▶ What to work on
Please return every line from the entries that has the string "Portal" in it.

▶ Information supplied
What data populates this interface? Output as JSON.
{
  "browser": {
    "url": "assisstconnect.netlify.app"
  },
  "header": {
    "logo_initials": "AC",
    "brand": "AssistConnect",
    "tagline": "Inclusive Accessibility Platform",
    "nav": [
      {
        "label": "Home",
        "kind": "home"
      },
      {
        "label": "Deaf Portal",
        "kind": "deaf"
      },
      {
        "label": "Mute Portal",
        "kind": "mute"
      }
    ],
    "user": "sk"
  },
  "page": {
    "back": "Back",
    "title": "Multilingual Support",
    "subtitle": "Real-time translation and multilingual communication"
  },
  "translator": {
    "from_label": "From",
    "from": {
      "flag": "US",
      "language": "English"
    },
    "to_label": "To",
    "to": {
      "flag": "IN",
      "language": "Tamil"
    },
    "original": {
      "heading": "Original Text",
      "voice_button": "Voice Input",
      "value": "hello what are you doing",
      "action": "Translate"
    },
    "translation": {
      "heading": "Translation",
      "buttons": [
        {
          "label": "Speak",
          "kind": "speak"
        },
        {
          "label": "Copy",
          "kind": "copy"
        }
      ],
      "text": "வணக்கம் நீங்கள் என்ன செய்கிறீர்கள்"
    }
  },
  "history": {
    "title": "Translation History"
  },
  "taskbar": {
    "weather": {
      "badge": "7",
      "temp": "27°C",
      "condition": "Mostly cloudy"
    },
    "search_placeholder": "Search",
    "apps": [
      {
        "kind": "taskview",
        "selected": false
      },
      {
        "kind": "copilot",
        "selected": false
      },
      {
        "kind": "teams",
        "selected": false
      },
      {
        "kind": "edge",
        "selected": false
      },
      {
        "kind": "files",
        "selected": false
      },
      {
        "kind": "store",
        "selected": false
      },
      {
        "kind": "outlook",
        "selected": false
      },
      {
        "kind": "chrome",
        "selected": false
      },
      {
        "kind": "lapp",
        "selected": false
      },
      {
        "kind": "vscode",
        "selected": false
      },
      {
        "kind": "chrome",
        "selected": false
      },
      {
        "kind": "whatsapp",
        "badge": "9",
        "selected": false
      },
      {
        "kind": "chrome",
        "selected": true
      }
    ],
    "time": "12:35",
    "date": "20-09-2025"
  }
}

▶ Response to the exercise
        "label": "Deaf Portal",
        "label": "Mute Portal",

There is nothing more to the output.